EXERCISE DATA

= = = =

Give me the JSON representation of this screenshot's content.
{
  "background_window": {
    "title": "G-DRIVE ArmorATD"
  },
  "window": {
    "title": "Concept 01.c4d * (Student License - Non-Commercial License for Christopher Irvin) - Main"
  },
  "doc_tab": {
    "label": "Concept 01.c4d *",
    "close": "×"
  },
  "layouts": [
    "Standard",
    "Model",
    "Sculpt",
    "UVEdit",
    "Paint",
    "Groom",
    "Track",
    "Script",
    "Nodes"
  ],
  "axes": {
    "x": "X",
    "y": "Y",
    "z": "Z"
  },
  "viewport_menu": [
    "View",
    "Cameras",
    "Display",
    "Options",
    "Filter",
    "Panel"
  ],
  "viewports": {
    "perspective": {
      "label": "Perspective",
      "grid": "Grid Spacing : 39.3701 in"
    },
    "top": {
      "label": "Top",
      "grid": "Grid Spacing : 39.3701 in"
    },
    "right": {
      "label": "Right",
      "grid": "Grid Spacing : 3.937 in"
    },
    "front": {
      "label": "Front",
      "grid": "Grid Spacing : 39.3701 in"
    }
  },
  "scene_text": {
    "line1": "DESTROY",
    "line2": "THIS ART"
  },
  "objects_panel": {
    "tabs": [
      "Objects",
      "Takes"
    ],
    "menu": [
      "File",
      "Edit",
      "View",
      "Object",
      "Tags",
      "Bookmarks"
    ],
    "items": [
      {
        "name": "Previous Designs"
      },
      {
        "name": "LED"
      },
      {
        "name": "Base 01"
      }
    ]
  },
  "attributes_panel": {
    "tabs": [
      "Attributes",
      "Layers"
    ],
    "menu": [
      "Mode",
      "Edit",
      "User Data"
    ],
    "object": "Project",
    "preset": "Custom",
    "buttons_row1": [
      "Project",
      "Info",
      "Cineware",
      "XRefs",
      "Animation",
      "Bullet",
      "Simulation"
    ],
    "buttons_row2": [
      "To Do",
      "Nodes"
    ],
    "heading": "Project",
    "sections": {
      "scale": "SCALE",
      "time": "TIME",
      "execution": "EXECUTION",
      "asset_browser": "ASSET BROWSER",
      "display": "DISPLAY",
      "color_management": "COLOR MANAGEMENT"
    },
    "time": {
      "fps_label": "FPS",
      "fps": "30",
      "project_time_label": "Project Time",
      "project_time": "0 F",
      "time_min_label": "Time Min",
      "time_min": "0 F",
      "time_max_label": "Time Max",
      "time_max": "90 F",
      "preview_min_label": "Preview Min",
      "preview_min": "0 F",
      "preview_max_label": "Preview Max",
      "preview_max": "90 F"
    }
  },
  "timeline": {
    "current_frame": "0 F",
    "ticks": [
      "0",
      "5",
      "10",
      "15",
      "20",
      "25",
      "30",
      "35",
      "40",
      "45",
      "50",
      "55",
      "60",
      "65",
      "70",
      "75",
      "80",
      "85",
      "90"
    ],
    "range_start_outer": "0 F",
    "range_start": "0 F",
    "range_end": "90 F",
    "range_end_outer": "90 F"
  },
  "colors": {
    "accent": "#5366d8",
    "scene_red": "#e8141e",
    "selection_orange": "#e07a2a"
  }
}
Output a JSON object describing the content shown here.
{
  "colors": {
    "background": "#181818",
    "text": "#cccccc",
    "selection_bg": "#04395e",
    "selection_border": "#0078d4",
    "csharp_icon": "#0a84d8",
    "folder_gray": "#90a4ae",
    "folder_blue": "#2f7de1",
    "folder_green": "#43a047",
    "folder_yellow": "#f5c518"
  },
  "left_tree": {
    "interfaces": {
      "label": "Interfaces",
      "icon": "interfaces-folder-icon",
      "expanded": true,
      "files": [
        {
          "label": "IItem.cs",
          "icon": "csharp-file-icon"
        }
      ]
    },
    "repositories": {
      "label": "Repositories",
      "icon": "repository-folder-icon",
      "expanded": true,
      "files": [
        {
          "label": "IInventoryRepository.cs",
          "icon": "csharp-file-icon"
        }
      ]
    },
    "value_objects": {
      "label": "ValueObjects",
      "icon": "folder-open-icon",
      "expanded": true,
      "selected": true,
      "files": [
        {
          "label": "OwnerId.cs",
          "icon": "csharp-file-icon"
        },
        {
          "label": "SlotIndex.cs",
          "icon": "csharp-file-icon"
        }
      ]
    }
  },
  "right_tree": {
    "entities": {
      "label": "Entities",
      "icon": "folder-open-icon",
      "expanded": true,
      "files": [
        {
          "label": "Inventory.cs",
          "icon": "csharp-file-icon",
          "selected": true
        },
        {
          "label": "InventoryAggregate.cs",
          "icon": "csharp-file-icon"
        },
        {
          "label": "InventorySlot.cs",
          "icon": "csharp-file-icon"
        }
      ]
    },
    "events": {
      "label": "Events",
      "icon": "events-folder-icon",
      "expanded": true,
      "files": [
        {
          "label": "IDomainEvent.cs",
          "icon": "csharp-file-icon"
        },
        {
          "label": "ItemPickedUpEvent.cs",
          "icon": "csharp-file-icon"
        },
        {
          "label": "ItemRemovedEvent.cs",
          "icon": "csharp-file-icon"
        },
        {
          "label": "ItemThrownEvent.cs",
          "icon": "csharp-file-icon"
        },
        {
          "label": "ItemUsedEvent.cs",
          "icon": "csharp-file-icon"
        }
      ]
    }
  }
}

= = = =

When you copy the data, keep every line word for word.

WRITTEN ANSWER
Give me the JSON representation of this screenshot's content.
{
  "background_window": {
    "title": "G-DRIVE ArmorATD"
  },
  "window": {
    "title": "Concept 01.c4d * (Student License - Non-Commercial License for Christopher Irvin) - Main"
  },
  "doc_tab": {
    "label": "Concept 01.c4d *",
    "close": "×"
  },
  "layouts": [
    "Standard",
    "Model",
    "Sculpt",
    "UVEdit",
    "Paint",
    "Groom",
    "Track",
    "Script",
    "Nodes"
  ],
  "axes": {
    "x": "X",
    "y": "Y",
    "z": "Z"
  },
  "viewport_menu": [
    "View",
    "Cameras",
    "Display",
    "Options",
    "Filter",
    "Panel"
  ],
  "viewports": {
    "perspective": {
      "label": "Perspective",
      "grid": "Grid Spacing : 39.3701 in"
    },
    "top": {
      "label": "Top",
      "grid": "Grid Spacing : 39.3701 in"
    },
    "right": {
      "label": "Right",
      "grid": "Grid Spacing : 3.937 in"
    },
    "front": {
      "label": "Front",
      "grid": "Grid Spacing : 39.3701 in"
    }
  },
  "scene_text": {
    "line1": "DESTROY",
    "line2": "THIS ART"
  },
  "objects_panel": {
    "tabs": [
      "Objects",
      "Takes"
    ],
    "menu": [
      "File",
      "Edit",
      "View",
      "Object",
      "Tags",
      "Bookmarks"
    ],
    "items": [
      {
        "name": "Previous Designs"
      },
      {
        "name": "LED"
      },
      {
        "name": "Base 01"
      }
    ]
  },
  "attributes_panel": {
    "tabs": [
      "Attributes",
      "Layers"
    ],
    "menu": [
      "Mode",
      "Edit",
      "User Data"
    ],
    "object": "Project",
    "preset": "Custom",
    "buttons_row1": [
      "Project",
      "Info",
      "Cineware",
      "XRefs",
      "Animation",
      "Bullet",
      "Simulation"
    ],
    "buttons_row2": [
      "To Do",
      "Nodes"
    ],
    "heading": "Project",
    "sections": {
      "scale": "SCALE",
      "time": "TIME",
      "execution": "EXECUTION",
      "asset_browser": "ASSET BROWSER",
      "display": "DISPLAY",
      "color_management": "COLOR MANAGEMENT"
    },
    "time": {
      "fps_label": "FPS",
      "fps": "30",
      "project_time_label": "Project Time",
      "project_time": "0 F",
      "time_min_label": "Time Min",
      "time_min": "0 F",
      "time_max_label": "Time Max",
      "time_max": "90 F",
      "preview_min_label": "Preview Min",
      "preview_min": "0 F",
      "preview_max_label": "Preview Max",
      "preview_max": "90 F"
    }
  },
  "timeline": {
    "current_frame": "0 F",
    "ticks": [
      "0",
      "5",
      "10",
      "15",
      "20",
      "25",
      "30",
      "35",
      "40",
      "45",
      "50",
      "55",
      "60",
      "65",
      "70",
      "75",
      "80",
      "85",
      "90"
    ],
    "range_start_outer": "0 F",
    "range_start": "0 F",
    "range_end": "90 F",
    "range_end_outer": "90 F"
  },
  "colors": {
    "accent": "#5366d8",
    "scene_red": "#e8141e",
    "selection_orange": "#e07a2a"
  }
}
Output a JSON object describing the content shown here.
{
  "colors": {
    "background": "#181818",
    "text": "#cccccc",
    "selection_bg": "#04395e",
    "selection_border": "#0078d4",
    "csharp_icon": "#0a84d8",
    "folder_gray": "#90a4ae",
    "folder_blue": "#2f7de1",
    "folder_green": "#43a047",
    "folder_yellow": "#f5c518"
  },
  "left_tree": {
    "interfaces": {
      "label": "Interfaces",
      "icon": "interfaces-folder-icon",
      "expanded": true,
      "files": [
        {
          "label": "IItem.cs",
          "icon": "csharp-file-icon"
        }
      ]
    },
    "repositories": {
      "label": "Repositories",
      "icon": "repository-folder-icon",
      "expanded": true,
      "files": [
        {
          "label": "IInventoryRepository.cs",
          "icon": "csharp-file-icon"
        }
      ]
    },
    "value_objects": {
      "label": "ValueObjects",
      "icon": "folder-open-icon",
      "expanded": true,
      "selected": true,
      "files": [
        {
          "label": "OwnerId.cs",
          "icon": "csharp-file-icon"
        },
        {
          "label": "SlotIndex.cs",
          "icon": "csharp-file-icon"
        }
      ]
    }
  },
  "right_tree": {
    "entities": {
      "label": "Entities",
      "icon": "folder-open-icon",
      "expanded": true,
      "files": [
        {
          "label": "Inventory.cs",
          "icon": "csharp-file-icon",
          "selected": true
        },
        {
          "label": "InventoryAggregate.cs",
          "icon": "csharp-file-icon"
        },
        {
          "label": "InventorySlot.cs",
          "icon": "csharp-file-icon"
        }
      ]
    },
    "events": {
      "label": "Events",
      "icon": "events-folder-icon",
      "expanded": true,
      "files": [
        {
          "label": "IDomainEvent.cs",
          "icon": "csharp-file-icon"
        },
        {
          "label": "ItemPickedUpEvent.cs",
          "icon": "csharp-file-icon"
        },
        {
          "label": "ItemRemovedEvent.cs",
          "icon": "csharp-file-icon"
        },
        {
          "label": "ItemThrownEvent.cs",
          "icon": "csharp-file-icon"
        },
        {
          "label": "ItemUsedEvent.cs",
          "icon": "csharp-file-icon"
        }
      ]
    }
  }
}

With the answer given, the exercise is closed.